The new national standardised assessments in literacy and numeracy ran in schools for the first time last year. But are teachers equipped to interpret and understand the data they get from these tests and adjust their practice accordingly? How does the information they collect from their own class tests and observations impact on their lessons?
Improving new teachers’ use of data to drive up the attainment of disadvantaged children is one of the goals of a new £600,000 project being funded by the Scottish government through the Scottish Attainment Challenge.
The project, which is set to run in eight teacher education institutions, aims to better equip student teachers in their final year of university and first year of teaching to improve attainment in schools serving deprived areas.
Each institution will spend its share of the funding on the interventions it believes will make the biggest impact in its context; improving new teachers’ data literacy will be the focus for the University of the West of Scotland’s School of Education.
Stephen Day, project lead for the university, says: “We want to look at how we make our final-year students more reflective and how we encourage them to draw on the evidence. We want to explore the ways they make meaning [from] the data they get from national assessment, their formative assessment and summative assessment. How are they using that to track and adjust what they do?”
The University of the Highlands and Islands, meanwhile, has opted to look at improving attainment in composite classes because these are a common feature of small, rural schools. And the University of Edinburgh is looking to support new teachers to make better use of the outdoors in order to break down barriers to learning.
Ultimately, all the findings from the different strands will be pulled together.
The project will cost a total of £623,346 over three years and be supported by three PhD students. It is being coordinated by Moyra Boland from the University of Glasgow’s School of Education, who is also chairing the new panel looking into improving career pathways for teachers.
Boland says her own institution will be using the money it receives from the project to increase the presence of university staff in schools so that teachers early in their careers are better supported.

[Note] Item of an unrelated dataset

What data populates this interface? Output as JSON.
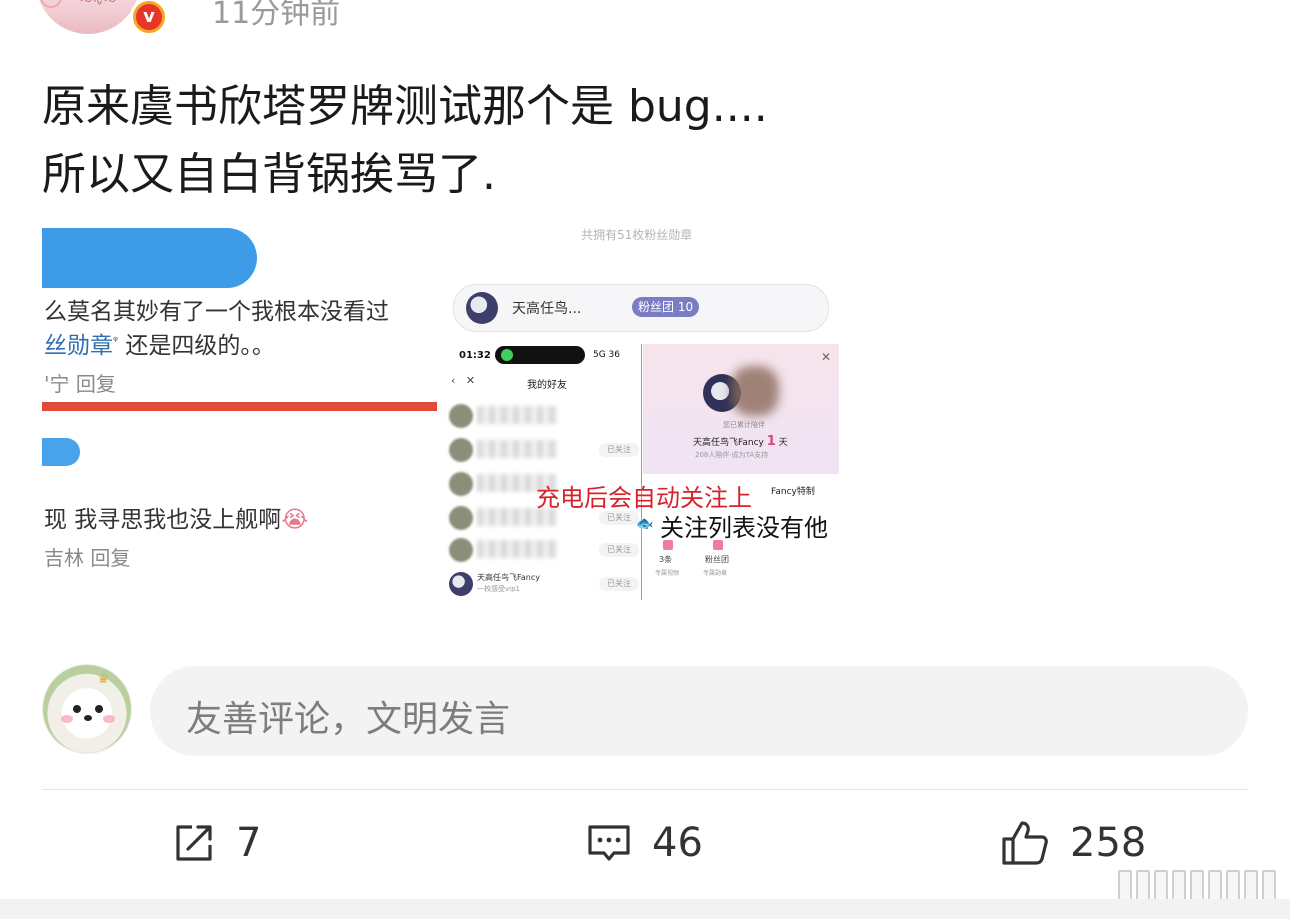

Academic staff from the university are already present in the schools where student teachers go out on placement, instead of being parachuted in to carry out one-off observations. Over the coming academic year, the university hopes to use the funding to maintain and increase this presence in order to build the capacity of students and newly qualified teachers to improve literacy, numeracy, and health and wellbeing.
Boland says that the increased presence of University of Glasgow lecturers in schools will not lead to new teachers being told how to close the gap. Rather, the plan is to help new teachers to create “communities of practice” through which they can work together to figure out how to remove barriers to learning faced by disadvantaged pupils in their classes.
“It will not be about a lecturer saying, ‘This is what you have got to do’,” Boland adds. “This is about a teacher-led system where teachers use their knowledge and understanding to select the pedagogy appropriate for their context, rather than a knight in white armour riding up and saying, ‘This is how you are going to work’.”
Earlier this year, Tes Scotland reported on plans to track the progress of hundreds of 2017-18 teacher education graduates as they progressed through the first five years of their careers (bit.ly/TesMQuITE).
The goal of the Measuring Quality in Initial Teacher Education (MQuITE) project is to uncover once and for all the essentials of high-quality initial teacher education. MQuITE will be funded to the tune of £400,000 by the Scottish government.
A Scottish government spokesman says that it is funding the work with new teachers “to enhance teacher education and identify effective interventions to support closing the poverty related attainment gap”.
He adds: “Our ambition is for Scotland to be the best place to grow up and to achieve that we need to raise attainment and reduce educational inequity for all of Scotland’s children and young people.”